In 1946, aged twenty-seven, despite working full-time as a chemist, Levi completed his account of his time in a concentration camp. Now widely considered a masterpiece, If This Is a Man was turned down by Turin’s main publishing house, Einaudi, in the person of Natalia Ginzburg, herself a Jew whose husband had died in a Fascist prison. It was also rejected by five other publishers. Why?
Even before his return, Levi had been overwhelmed by the need to tell what had happened. Prior to Auschwitz he had not felt that Jewishness was central to his identity. Like most Italian Jews, the Levis had long been assimilated with little to distinguish them from other Italians. The introduction of the Race Laws in 1938, which discriminated against Jews in public education and excluded them from regular employment, thus created a predicament for Levi that went far beyond the problem of completing his degree in chemistry and finding a job. It was a threat to his identity. Who was he if not an ordinary Italian like his fellow students? The question “what is a man?” that would echo throughout his work was never an abstract consideration but a matter of personal urgency.
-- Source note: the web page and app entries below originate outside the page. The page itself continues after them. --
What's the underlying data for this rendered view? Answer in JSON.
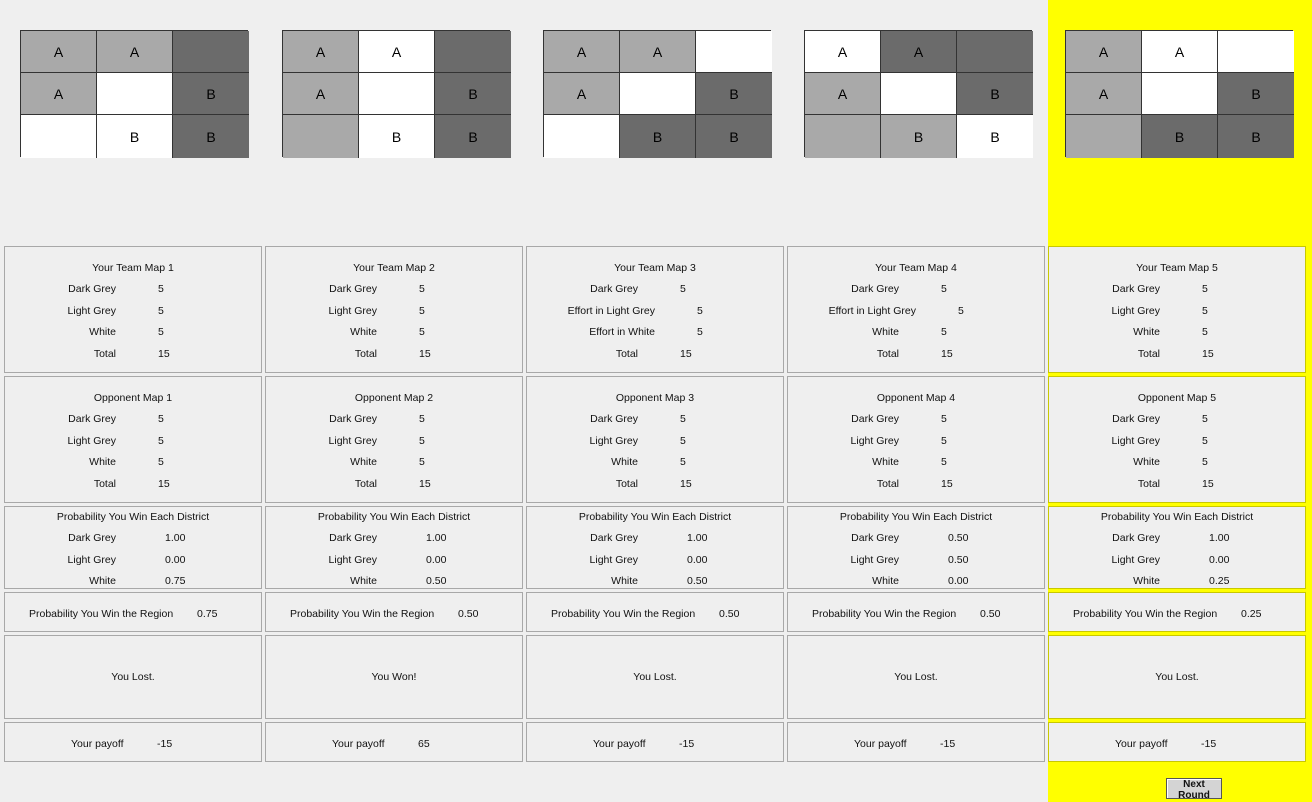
{
  "highlight_color": "#ffff00",
  "colors": {
    "dark": "#6b6b6b",
    "light": "#a9a9a9",
    "white": "#ffffff"
  },
  "next_round_label": "Next Round",
  "district_labels": {
    "dark": "Dark Grey",
    "light": "Light Grey",
    "white": "White",
    "effort_light": "Effort in Light Grey",
    "effort_white": "Effort in White",
    "total": "Total"
  },
  "prob_title": "Probability You Win Each District",
  "region_label": "Probability You Win the Region",
  "payoff_label": "Your payoff",
  "maps": [
    {
      "grid": [
        {
          "c": "light",
          "t": "A"
        },
        {
          "c": "light",
          "t": "A"
        },
        {
          "c": "dark",
          "t": ""
        },
        {
          "c": "light",
          "t": "A"
        },
        {
          "c": "white",
          "t": ""
        },
        {
          "c": "dark",
          "t": "B"
        },
        {
          "c": "white",
          "t": ""
        },
        {
          "c": "white",
          "t": "B"
        },
        {
          "c": "dark",
          "t": "B"
        }
      ],
      "team": {
        "title": "Your Team Map 1",
        "rows": [
          [
            "Dark Grey",
            "5"
          ],
          [
            "Light Grey",
            "5"
          ],
          [
            "White",
            "5"
          ],
          [
            "Total",
            "15"
          ]
        ]
      },
      "opponent": {
        "title": "Opponent Map 1",
        "rows": [
          [
            "Dark Grey",
            "5"
          ],
          [
            "Light Grey",
            "5"
          ],
          [
            "White",
            "5"
          ],
          [
            "Total",
            "15"
          ]
        ]
      },
      "prob": [
        [
          "Dark Grey",
          "1.00"
        ],
        [
          "Light Grey",
          "0.00"
        ],
        [
          "White",
          "0.75"
        ]
      ],
      "region_prob": "0.75",
      "result": "You Lost.",
      "payoff": "-15"
    },
    {
      "grid": [
        {
          "c": "light",
          "t": "A"
        },
        {
          "c": "white",
          "t": "A"
        },
        {
          "c": "dark",
          "t": ""
        },
        {
          "c": "light",
          "t": "A"
        },
        {
          "c": "white",
          "t": ""
        },
        {
          "c": "dark",
          "t": "B"
        },
        {
          "c": "light",
          "t": ""
        },
        {
          "c": "white",
          "t": "B"
        },
        {
          "c": "dark",
          "t": "B"
        }
      ],
      "team": {
        "title": "Your Team Map 2",
        "rows": [
          [
            "Dark Grey",
            "5"
          ],
          [
            "Light Grey",
            "5"
          ],
          [
            "White",
            "5"
          ],
          [
            "Total",
            "15"
          ]
        ]
      },
      "opponent": {
        "title": "Opponent Map 2",
        "rows": [
          [
            "Dark Grey",
            "5"
          ],
          [
            "Light Grey",
            "5"
          ],
          [
            "White",
            "5"
          ],
          [
            "Total",
            "15"
          ]
        ]
      },
      "prob": [
        [
          "Dark Grey",
          "1.00"
        ],
        [
          "Light Grey",
          "0.00"
        ],
        [
          "White",
          "0.50"
        ]
      ],
      "region_prob": "0.50",
      "result": "You Won!",
      "payoff": "65"
    },
    {
      "grid": [
        {
          "c": "light",
          "t": "A"
        },
        {
          "c": "light",
          "t": "A"
        },
        {
          "c": "white",
          "t": ""
        },
        {
          "c": "light",
          "t": "A"
        },
        {
          "c": "white",
          "t": ""
        },
        {
          "c": "dark",
          "t": "B"
        },
        {
          "c": "white",
          "t": ""
        },
        {
          "c": "dark",
          "t": "B"
        },
        {
          "c": "dark",
          "t": "B"
        }
      ],
      "team": {
        "title": "Your Team Map 3",
        "rows": [
          [
            "Dark Grey",
            "5"
          ],
          [
            "Effort in Light Grey",
            "5"
          ],
          [
            "Effort in White",
            "5"
          ],
          [
            "Total",
            "15"
          ]
        ]
      },
      "opponent": {
        "title": "Opponent Map 3",
        "rows": [
          [
            "Dark Grey",
            "5"
          ],
          [
            "Light Grey",
            "5"
          ],
          [
            "White",
            "5"
          ],
          [
            "Total",
            "15"
          ]
        ]
      },
      "prob": [
        [
          "Dark Grey",
          "1.00"
        ],
        [
          "Light Grey",
          "0.00"
        ],
        [
          "White",
          "0.50"
        ]
      ],
      "region_prob": "0.50",
      "result": "You Lost.",
      "payoff": "-15"
    },
    {
      "grid": [
        {
          "c": "white",
          "t": "A"
        },
        {
          "c": "dark",
          "t": "A"
        },
        {
          "c": "dark",
          "t": ""
        },
        {
          "c": "light",
          "t": "A"
        },
        {
          "c": "white",
          "t": ""
        },
        {
          "c": "dark",
          "t": "B"
        },
        {
          "c": "light",
          "t": ""
        },
        {
          "c": "light",
          "t": "B"
        },
        {
          "c": "white",
          "t": "B"
        }
      ],
      "team": {
        "title": "Your Team Map 4",
        "rows": [
          [
            "Dark Grey",
            "5"
          ],
          [
            "Effort in Light Grey",
            "5"
          ],
          [
            "White",
            "5"
          ],
          [
            "Total",
            "15"
          ]
        ]
      },
      "opponent": {
        "title": "Opponent Map 4",
        "rows": [
          [
            "Dark Grey",
            "5"
          ],
          [
            "Light Grey",
            "5"
          ],
          [
            "White",
            "5"
          ],
          [
            "Total",
            "15"
          ]
        ]
      },
      "prob": [
        [
          "Dark Grey",
          "0.50"
        ],
        [
          "Light Grey",
          "0.50"
        ],
        [
          "White",
          "0.00"
        ]
      ],
      "region_prob": "0.50",
      "result": "You Lost.",
      "payoff": "-15"
    },
    {
      "grid": [
        {
          "c": "light",
          "t": "A"
        },
        {
          "c": "white",
          "t": "A"
        },
        {
          "c": "white",
          "t": ""
        },
        {
          "c": "light",
          "t": "A"
        },
        {
          "c": "white",
          "t": ""
        },
        {
          "c": "dark",
          "t": "B"
        },
        {
          "c": "light",
          "t": ""
        },
        {
          "c": "dark",
          "t": "B"
        },
        {
          "c": "dark",
          "t": "B"
        }
      ],
      "team": {
        "title": "Your Team Map 5",
        "rows": [
          [
            "Dark Grey",
            "5"
          ],
          [
            "Light Grey",
            "5"
          ],
          [
            "White",
            "5"
          ],
          [
            "Total",
            "15"
          ]
        ]
      },
      "opponent": {
        "title": "Opponent Map 5",
        "rows": [
          [
            "Dark Grey",
            "5"
          ],
          [
            "Light Grey",
            "5"
          ],
          [
            "White",
            "5"
          ],
          [
            "Total",
            "15"
          ]
        ]
      },
      "prob": [
        [
          "Dark Grey",
          "1.00"
        ],
        [
          "Light Grey",
          "0.00"
        ],
        [
          "White",
          "0.25"
        ]
      ],
      "region_prob": "0.25",
      "result": "You Lost.",
      "payoff": "-15"
    }
  ]
}
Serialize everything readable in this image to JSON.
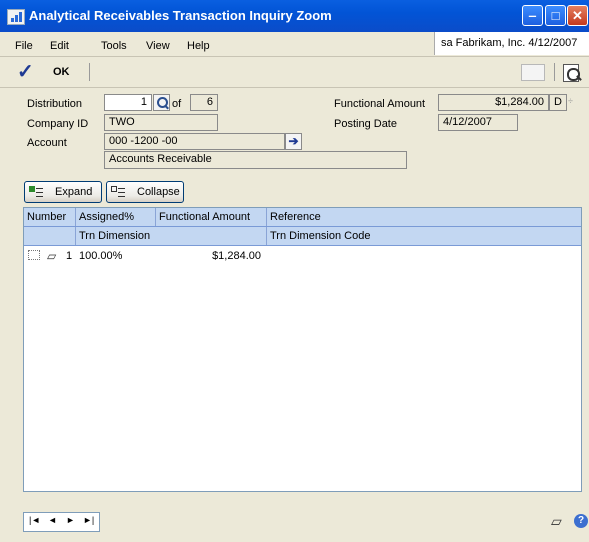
{
  "window": {
    "title": "Analytical Receivables Transaction Inquiry Zoom",
    "min_label": "‒",
    "max_label": "□",
    "close_label": "✕"
  },
  "menu": {
    "items": [
      {
        "label": "File"
      },
      {
        "label": "Edit"
      },
      {
        "label": "Tools"
      },
      {
        "label": "View"
      },
      {
        "label": "Help"
      }
    ],
    "user_info": "sa  Fabrikam, Inc.  4/12/2007"
  },
  "toolbar": {
    "ok_label": "OK",
    "ok_icon": "checkmark-icon",
    "print_icon": "print-icon"
  },
  "form": {
    "distribution_label": "Distribution",
    "distribution_value": "1",
    "of_label": "of",
    "distribution_total": "6",
    "company_id_label": "Company ID",
    "company_id_value": "TWO",
    "account_label": "Account",
    "account_value": "000 -1200 -00",
    "account_description": "Accounts Receivable",
    "functional_amount_label": "Functional Amount",
    "functional_amount_value": "$1,284.00",
    "dc_value": "D",
    "posting_date_label": "Posting Date",
    "posting_date_value": "4/12/2007"
  },
  "buttons": {
    "expand_label": "Expand",
    "collapse_label": "Collapse"
  },
  "grid": {
    "columns_row1": [
      "Number",
      "Assigned%",
      "Functional Amount",
      "Reference"
    ],
    "columns_row2": [
      "Trn Dimension",
      "Trn Dimension Code"
    ],
    "rows": [
      {
        "number": "1",
        "assigned_pct": "100.00%",
        "functional_amount": "$1,284.00",
        "reference": ""
      }
    ]
  },
  "footer": {
    "nav": [
      "first",
      "previous",
      "next",
      "last"
    ],
    "nav_glyphs": [
      "|◄",
      "◄",
      "►",
      "►|"
    ],
    "help_label": "?"
  }
}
Until September 1943 it had been possible for Levi to live in “willful blindness,” to get around the rules, graduate, and find work unofficially; but with the Italian capitulation to the Allies and the German occupation of Italy this was no longer an option. Jews were being rounded up. Many were fleeing to the Americas. Levi’s insecurity at this time was compounded by the death of his father in 1942, making Primo, at twenty-three, responsible for the well-being of his mother and younger sister. His father had been something of a womanizer whose betrayals of their mother were common knowledge.
Here too there was a question of manhood: Levi himself had yet to have anything more than “bloodless female friendships,” was believed by his companions to be terrified of women, and feared that he was “condemned to a perpetual male solitude.” He nursed his self-esteem with adventurous chemistry experiments and arduous mountain climbing in the Alps above Turin, and it was to the mountains that he fled in September 1943, taking his mother and sister with him and renting rooms in a small resort hotel near the Swiss border.
Was he a Jew on the run or a partisan? The Swiss border was closed. German forces were approaching. The would-be rebels with whom Levi eventually associated were poorly organized and quickly infiltrated by a Fascist spy; the only shots fired in anger were those that served to execute two younger members of the band who had gone on a drinking and looting spree that put the safety of the others at risk. How far Levi was involved in this killing is largely the subject of Sergio Luzzatto’s mistitled new book, Primo Levi’s Resistance. There was no resistance. To Levi’s dismay his sister had taken his mother from the hotel on December 1 to find refuge back in Piedmont. On December 9 the two undisciplined band members were dispatched with shots to the back. By the time Levi was arrested on December 13 he was utterly demoralized and disoriented. Warned that to confess to being a partisan would mean certain death, he opted for the lesser evil of admitting his Jewishness. [Read More]